|Statement from the National Institutes of Health on World
“Action Makes A Difference”
The U.S. Department of Health and Human Services has adopted “Action Makes
a Difference” as the theme for this year’s World AIDS Day. Today we remember
that we all can make a difference in helping to bring an end to the HIV/AIDS
pandemic, regardless of our background or expertise. Everyone has a critical
role to play, whether as a scientist, clinician, volunteer, policy maker, advocate,
student, caregiver, person living with HIV infection, or friend.
The National Institutes of Health (NIH) has a robust and comprehensive HIV/AIDS
research program. The NIH AIDS research effort represents a unique and complex
multi-institute, multi-disciplinary, global research program with the ultimate
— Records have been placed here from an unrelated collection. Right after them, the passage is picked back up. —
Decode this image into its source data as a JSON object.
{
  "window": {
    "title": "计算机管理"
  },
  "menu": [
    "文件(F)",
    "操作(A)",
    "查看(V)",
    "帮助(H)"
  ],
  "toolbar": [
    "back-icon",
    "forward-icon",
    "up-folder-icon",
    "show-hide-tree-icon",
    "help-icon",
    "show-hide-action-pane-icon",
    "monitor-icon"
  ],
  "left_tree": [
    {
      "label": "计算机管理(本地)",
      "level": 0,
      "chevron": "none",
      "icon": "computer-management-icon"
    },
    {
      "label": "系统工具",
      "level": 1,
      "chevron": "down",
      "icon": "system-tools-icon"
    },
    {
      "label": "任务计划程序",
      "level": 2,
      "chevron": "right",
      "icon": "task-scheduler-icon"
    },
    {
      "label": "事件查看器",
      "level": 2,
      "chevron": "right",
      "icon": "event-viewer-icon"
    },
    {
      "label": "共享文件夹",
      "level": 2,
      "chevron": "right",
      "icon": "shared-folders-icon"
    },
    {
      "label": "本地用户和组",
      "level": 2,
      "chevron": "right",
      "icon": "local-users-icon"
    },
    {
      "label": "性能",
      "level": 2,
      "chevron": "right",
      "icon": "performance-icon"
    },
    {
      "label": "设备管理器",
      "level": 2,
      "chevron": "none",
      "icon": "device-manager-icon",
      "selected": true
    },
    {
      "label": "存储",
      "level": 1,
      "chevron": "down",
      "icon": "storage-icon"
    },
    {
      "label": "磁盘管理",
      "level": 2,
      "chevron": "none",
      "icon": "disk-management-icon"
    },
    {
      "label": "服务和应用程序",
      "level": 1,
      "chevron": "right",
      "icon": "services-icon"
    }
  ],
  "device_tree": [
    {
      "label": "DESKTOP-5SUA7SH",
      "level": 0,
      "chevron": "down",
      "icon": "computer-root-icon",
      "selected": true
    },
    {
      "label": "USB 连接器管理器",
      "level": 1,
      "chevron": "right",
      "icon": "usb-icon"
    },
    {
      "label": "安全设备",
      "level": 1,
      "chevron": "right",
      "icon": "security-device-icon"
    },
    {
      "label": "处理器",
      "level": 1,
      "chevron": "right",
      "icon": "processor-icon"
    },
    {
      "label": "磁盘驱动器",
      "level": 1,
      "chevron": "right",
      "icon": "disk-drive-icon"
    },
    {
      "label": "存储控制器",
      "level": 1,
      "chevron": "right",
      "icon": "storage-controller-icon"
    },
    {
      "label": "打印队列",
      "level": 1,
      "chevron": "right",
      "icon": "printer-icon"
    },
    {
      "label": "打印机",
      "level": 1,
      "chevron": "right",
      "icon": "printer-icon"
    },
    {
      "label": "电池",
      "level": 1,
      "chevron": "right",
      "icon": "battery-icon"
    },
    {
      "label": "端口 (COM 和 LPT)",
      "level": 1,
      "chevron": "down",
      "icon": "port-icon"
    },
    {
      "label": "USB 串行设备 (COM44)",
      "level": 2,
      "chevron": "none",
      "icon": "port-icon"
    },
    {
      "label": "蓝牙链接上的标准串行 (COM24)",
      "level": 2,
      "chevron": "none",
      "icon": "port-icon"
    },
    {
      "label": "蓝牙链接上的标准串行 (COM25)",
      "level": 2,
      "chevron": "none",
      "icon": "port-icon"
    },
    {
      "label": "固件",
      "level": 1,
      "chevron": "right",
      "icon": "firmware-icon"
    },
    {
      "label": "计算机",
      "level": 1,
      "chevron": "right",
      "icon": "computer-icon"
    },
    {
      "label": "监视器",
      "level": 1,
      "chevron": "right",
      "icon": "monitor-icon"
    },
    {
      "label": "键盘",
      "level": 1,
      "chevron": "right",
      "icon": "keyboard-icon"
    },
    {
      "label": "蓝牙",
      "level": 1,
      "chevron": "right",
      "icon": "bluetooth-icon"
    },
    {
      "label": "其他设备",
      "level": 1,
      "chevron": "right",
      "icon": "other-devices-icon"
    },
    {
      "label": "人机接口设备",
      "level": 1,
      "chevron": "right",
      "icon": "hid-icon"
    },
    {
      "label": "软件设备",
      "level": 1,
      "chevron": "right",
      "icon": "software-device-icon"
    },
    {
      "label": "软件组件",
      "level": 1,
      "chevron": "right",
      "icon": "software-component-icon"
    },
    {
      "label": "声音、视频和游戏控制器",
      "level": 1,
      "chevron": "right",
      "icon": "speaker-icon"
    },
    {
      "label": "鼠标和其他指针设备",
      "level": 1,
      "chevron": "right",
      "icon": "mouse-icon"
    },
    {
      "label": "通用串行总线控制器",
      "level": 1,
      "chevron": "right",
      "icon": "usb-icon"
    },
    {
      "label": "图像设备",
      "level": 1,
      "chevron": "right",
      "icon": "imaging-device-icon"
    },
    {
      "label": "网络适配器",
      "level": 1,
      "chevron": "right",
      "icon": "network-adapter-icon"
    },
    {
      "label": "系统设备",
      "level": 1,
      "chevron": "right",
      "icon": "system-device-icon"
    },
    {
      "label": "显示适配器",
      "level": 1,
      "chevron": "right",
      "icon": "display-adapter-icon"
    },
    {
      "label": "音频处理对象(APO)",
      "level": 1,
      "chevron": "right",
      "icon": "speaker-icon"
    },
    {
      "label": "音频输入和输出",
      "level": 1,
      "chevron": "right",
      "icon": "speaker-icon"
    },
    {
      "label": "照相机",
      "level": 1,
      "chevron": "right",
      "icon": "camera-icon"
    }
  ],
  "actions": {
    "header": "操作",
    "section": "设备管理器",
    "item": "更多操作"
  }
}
goals of better understanding the basic biology of HIV, developing effective
therapies to treat and control HIV disease, and designing interventions to prevent
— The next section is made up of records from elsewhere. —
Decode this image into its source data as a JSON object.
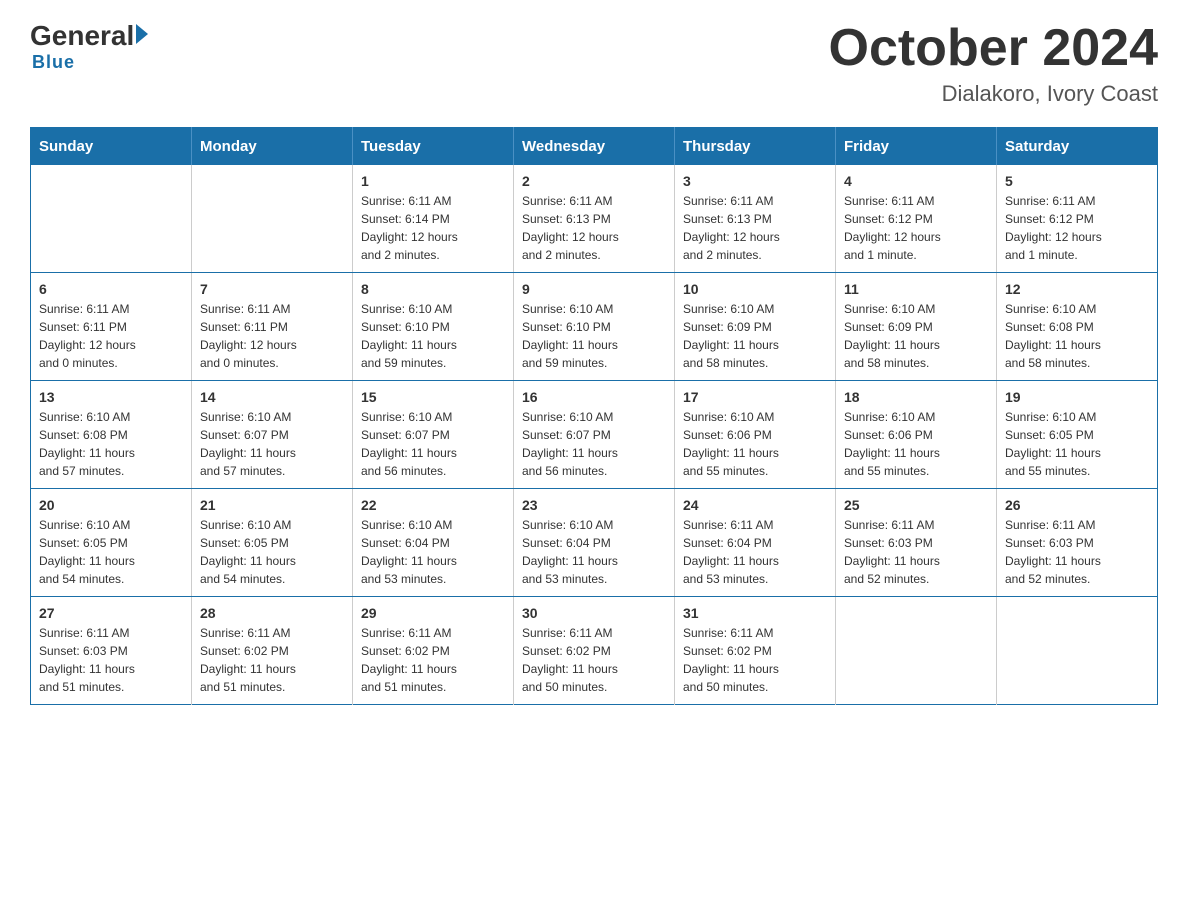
{
  "header": {
    "logo_general": "General",
    "logo_blue": "Blue",
    "month_title": "October 2024",
    "location": "Dialakoro, Ivory Coast"
  },
  "weekdays": [
    "Sunday",
    "Monday",
    "Tuesday",
    "Wednesday",
    "Thursday",
    "Friday",
    "Saturday"
  ],
  "weeks": [
    [
      {
        "day": "",
        "info": ""
      },
      {
        "day": "",
        "info": ""
      },
      {
        "day": "1",
        "info": "Sunrise: 6:11 AM\nSunset: 6:14 PM\nDaylight: 12 hours\nand 2 minutes."
      },
      {
        "day": "2",
        "info": "Sunrise: 6:11 AM\nSunset: 6:13 PM\nDaylight: 12 hours\nand 2 minutes."
      },
      {
        "day": "3",
        "info": "Sunrise: 6:11 AM\nSunset: 6:13 PM\nDaylight: 12 hours\nand 2 minutes."
      },
      {
        "day": "4",
        "info": "Sunrise: 6:11 AM\nSunset: 6:12 PM\nDaylight: 12 hours\nand 1 minute."
      },
      {
        "day": "5",
        "info": "Sunrise: 6:11 AM\nSunset: 6:12 PM\nDaylight: 12 hours\nand 1 minute."
      }
    ],
    [
      {
        "day": "6",
        "info": "Sunrise: 6:11 AM\nSunset: 6:11 PM\nDaylight: 12 hours\nand 0 minutes."
      },
      {
        "day": "7",
        "info": "Sunrise: 6:11 AM\nSunset: 6:11 PM\nDaylight: 12 hours\nand 0 minutes."
      },
      {
        "day": "8",
        "info": "Sunrise: 6:10 AM\nSunset: 6:10 PM\nDaylight: 11 hours\nand 59 minutes."
      },
      {
        "day": "9",
        "info": "Sunrise: 6:10 AM\nSunset: 6:10 PM\nDaylight: 11 hours\nand 59 minutes."
      },
      {
        "day": "10",
        "info": "Sunrise: 6:10 AM\nSunset: 6:09 PM\nDaylight: 11 hours\nand 58 minutes."
      },
      {
        "day": "11",
        "info": "Sunrise: 6:10 AM\nSunset: 6:09 PM\nDaylight: 11 hours\nand 58 minutes."
      },
      {
        "day": "12",
        "info": "Sunrise: 6:10 AM\nSunset: 6:08 PM\nDaylight: 11 hours\nand 58 minutes."
      }
    ],
    [
      {
        "day": "13",
        "info": "Sunrise: 6:10 AM\nSunset: 6:08 PM\nDaylight: 11 hours\nand 57 minutes."
      },
      {
        "day": "14",
        "info": "Sunrise: 6:10 AM\nSunset: 6:07 PM\nDaylight: 11 hours\nand 57 minutes."
      },
      {
        "day": "15",
        "info": "Sunrise: 6:10 AM\nSunset: 6:07 PM\nDaylight: 11 hours\nand 56 minutes."
      },
      {
        "day": "16",
        "info": "Sunrise: 6:10 AM\nSunset: 6:07 PM\nDaylight: 11 hours\nand 56 minutes."
      },
      {
        "day": "17",
        "info": "Sunrise: 6:10 AM\nSunset: 6:06 PM\nDaylight: 11 hours\nand 55 minutes."
      },
      {
        "day": "18",
        "info": "Sunrise: 6:10 AM\nSunset: 6:06 PM\nDaylight: 11 hours\nand 55 minutes."
      },
      {
        "day": "19",
        "info": "Sunrise: 6:10 AM\nSunset: 6:05 PM\nDaylight: 11 hours\nand 55 minutes."
      }
    ],
    [
      {
        "day": "20",
        "info": "Sunrise: 6:10 AM\nSunset: 6:05 PM\nDaylight: 11 hours\nand 54 minutes."
      },
      {
        "day": "21",
        "info": "Sunrise: 6:10 AM\nSunset: 6:05 PM\nDaylight: 11 hours\nand 54 minutes."
      },
      {
        "day": "22",
        "info": "Sunrise: 6:10 AM\nSunset: 6:04 PM\nDaylight: 11 hours\nand 53 minutes."
      },
      {
        "day": "23",
        "info": "Sunrise: 6:10 AM\nSunset: 6:04 PM\nDaylight: 11 hours\nand 53 minutes."
      },
      {
        "day": "24",
        "info": "Sunrise: 6:11 AM\nSunset: 6:04 PM\nDaylight: 11 hours\nand 53 minutes."
      },
      {
        "day": "25",
        "info": "Sunrise: 6:11 AM\nSunset: 6:03 PM\nDaylight: 11 hours\nand 52 minutes."
      },
      {
        "day": "26",
        "info": "Sunrise: 6:11 AM\nSunset: 6:03 PM\nDaylight: 11 hours\nand 52 minutes."
      }
    ],
    [
      {
        "day": "27",
        "info": "Sunrise: 6:11 AM\nSunset: 6:03 PM\nDaylight: 11 hours\nand 51 minutes."
      },
      {
        "day": "28",
        "info": "Sunrise: 6:11 AM\nSunset: 6:02 PM\nDaylight: 11 hours\nand 51 minutes."
      },
      {
        "day": "29",
        "info": "Sunrise: 6:11 AM\nSunset: 6:02 PM\nDaylight: 11 hours\nand 51 minutes."
      },
      {
        "day": "30",
        "info": "Sunrise: 6:11 AM\nSunset: 6:02 PM\nDaylight: 11 hours\nand 50 minutes."
      },
      {
        "day": "31",
        "info": "Sunrise: 6:11 AM\nSunset: 6:02 PM\nDaylight: 11 hours\nand 50 minutes."
      },
      {
        "day": "",
        "info": ""
      },
      {
        "day": "",
        "info": ""
      }
    ]
  ]
}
new infections from occurring.
Perhaps no other disease so thoroughly transcends every area of clinical medicine
and basic scientific investigation, crossing the boundaries of the NIH Institutes
“World AIDS Day provides each of us with an opportunity, collectively, to intensify
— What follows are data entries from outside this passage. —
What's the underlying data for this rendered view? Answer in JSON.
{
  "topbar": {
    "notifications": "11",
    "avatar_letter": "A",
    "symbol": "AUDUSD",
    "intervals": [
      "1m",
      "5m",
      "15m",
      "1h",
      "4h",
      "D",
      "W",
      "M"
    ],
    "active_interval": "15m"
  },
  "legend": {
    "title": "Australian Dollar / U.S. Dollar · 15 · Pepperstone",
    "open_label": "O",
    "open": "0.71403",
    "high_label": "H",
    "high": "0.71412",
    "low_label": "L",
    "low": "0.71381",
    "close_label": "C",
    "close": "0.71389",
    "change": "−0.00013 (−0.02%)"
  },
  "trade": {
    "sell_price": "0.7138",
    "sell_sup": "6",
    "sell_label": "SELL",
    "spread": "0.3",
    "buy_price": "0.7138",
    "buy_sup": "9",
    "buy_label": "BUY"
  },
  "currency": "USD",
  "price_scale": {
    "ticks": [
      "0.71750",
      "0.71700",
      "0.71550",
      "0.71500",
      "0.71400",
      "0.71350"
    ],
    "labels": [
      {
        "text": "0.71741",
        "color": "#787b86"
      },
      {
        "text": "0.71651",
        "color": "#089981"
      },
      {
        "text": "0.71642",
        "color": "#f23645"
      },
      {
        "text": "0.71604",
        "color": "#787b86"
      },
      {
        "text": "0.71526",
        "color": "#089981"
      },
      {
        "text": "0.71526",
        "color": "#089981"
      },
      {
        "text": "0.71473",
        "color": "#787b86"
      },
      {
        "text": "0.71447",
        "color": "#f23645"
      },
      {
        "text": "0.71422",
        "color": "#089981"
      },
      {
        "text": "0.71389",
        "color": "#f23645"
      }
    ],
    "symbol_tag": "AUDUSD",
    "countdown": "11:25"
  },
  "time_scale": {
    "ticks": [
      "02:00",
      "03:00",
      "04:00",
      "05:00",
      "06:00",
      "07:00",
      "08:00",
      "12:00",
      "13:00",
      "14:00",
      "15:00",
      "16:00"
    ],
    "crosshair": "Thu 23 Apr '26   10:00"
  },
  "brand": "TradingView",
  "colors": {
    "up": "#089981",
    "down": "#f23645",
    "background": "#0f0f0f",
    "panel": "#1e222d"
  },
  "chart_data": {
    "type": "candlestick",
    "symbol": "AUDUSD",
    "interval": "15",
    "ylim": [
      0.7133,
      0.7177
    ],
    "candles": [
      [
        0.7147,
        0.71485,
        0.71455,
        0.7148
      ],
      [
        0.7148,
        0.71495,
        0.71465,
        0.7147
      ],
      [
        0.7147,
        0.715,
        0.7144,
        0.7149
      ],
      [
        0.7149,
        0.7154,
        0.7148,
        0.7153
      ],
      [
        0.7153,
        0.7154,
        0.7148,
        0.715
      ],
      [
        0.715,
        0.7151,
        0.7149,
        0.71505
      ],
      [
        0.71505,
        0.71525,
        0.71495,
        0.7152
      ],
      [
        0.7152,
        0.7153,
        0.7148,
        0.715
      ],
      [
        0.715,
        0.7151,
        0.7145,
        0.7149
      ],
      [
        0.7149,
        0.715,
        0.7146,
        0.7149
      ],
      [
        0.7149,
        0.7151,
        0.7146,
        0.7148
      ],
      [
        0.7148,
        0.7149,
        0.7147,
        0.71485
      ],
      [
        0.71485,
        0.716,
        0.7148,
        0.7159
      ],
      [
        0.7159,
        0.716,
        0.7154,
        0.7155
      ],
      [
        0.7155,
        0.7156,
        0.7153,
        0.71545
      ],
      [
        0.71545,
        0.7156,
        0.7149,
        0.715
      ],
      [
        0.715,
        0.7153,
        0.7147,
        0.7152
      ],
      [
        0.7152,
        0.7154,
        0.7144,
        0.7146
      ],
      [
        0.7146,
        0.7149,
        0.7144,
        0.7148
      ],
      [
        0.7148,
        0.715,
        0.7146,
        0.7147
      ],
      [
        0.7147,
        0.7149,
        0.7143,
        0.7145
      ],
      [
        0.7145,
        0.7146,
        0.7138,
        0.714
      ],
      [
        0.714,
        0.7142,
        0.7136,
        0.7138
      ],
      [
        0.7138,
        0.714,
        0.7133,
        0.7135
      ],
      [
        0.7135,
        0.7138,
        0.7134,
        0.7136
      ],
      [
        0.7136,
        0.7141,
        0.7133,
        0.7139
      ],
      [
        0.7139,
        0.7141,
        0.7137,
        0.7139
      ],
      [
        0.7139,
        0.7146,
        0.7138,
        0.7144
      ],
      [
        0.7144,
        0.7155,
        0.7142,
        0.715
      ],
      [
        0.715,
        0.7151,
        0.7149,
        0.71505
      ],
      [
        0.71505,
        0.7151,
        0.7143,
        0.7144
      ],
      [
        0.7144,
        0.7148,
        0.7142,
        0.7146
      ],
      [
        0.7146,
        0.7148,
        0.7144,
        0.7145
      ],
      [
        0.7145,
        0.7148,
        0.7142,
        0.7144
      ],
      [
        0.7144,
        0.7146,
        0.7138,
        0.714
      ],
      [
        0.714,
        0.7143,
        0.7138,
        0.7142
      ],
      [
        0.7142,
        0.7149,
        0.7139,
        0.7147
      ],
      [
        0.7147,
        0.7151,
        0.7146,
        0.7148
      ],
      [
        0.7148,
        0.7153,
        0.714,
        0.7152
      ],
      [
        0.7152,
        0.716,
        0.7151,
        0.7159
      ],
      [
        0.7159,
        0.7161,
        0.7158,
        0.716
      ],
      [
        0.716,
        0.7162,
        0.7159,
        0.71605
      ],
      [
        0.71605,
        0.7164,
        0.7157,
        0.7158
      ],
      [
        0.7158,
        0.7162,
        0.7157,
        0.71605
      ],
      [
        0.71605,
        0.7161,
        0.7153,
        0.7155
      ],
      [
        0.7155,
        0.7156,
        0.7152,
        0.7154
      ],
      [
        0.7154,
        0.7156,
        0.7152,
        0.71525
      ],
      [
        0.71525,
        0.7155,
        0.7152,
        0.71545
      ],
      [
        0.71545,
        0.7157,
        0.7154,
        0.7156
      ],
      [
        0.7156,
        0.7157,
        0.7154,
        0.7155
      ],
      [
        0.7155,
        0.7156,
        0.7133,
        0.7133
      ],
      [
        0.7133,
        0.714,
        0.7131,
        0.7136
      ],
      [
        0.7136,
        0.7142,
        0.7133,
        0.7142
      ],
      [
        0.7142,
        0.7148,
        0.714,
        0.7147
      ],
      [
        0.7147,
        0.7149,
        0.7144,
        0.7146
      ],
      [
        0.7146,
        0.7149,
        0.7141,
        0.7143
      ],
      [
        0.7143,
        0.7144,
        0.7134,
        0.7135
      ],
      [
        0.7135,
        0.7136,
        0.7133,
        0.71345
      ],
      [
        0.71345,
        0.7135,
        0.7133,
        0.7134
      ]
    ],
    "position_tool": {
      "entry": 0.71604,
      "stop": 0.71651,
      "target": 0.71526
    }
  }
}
the commitment to ending the HIV/AIDS pandemic,” says NIH Director Elias Zerhouni,
HIV/AIDS has now touched virtually every country in the world, and continues
to destroy health, lives, families and societies. Approximately 40 million people,
including more than one million Americans, are living with HIV/AIDS. In 2005
alone, AIDS caused the deaths of approximately 3.1 million people worldwide,
and about 5 million additional people became infected with HIV.
A key component of the trans-NIH effort is the development of a safe and effective
HIV vaccine. “This crucial tool of prevention has thus far been elusive, but
with ongoing research and collaborations and clinical trials of promising vaccine
candidates, researchers are moving closer to this “holy grail” of HIV/AIDS prevention,” notes
Anthony S. Fauci, M.D., director of the National Institute of Allergy and Infectious
Researchers also are breaking new ground in developing and evaluating new therapies
for HIV and its complications. Clinical studies are helping to identify which
new agents are effective against HIV and its associated complications and also
to clarify how best to use these drugs.
Scientists continue to make important progress in developing other prevention
methods such as topical microbicides to prevent HIV transmission. Topical microbicides
are creams, gels or other substances designed to allow women protect themselves
against HIV and other sexually transmitted infections. Jack Whitescarver, Ph.D.,
director of the NIH Office of AIDS Research, says, “Microbicides may be a critical
component of future prevention strategies, especially in settings where it may
be extremely difficult for women to insist on condom use or otherwise protect
themselves from infection.”
The NIH commends the many heroes who have dedicated their lives to slowing the
onslaught of HIV/AIDS, and remains optimistic that together we will find new
and better drugs to help those already infected, and the tools to prevent future
The Office of the Director, the central office at NIH, is responsible for
setting policy for NIH, which includes 27 Institutes and Centers. This involves
planning, managing, and coordinating the programs and activities of all NIH
components. The Office of the Director also includes program offices which
are responsible for stimulating specific areas of research throughout NIH.
Additional information is available at http://www.nih.gov/icd/od/.
The National Institutes of Health (NIH) — The Nation's Medical Research
Agency — is a component of the U. S. Department of Health and Human
Services. It is the primary Federal agency for conducting and supporting basic,
clinical, and translational medical research, and it investigates the causes,
treatments, and cures for both common and rare diseases. For more information
about NIH and its programs, visit http://www.nih.gov.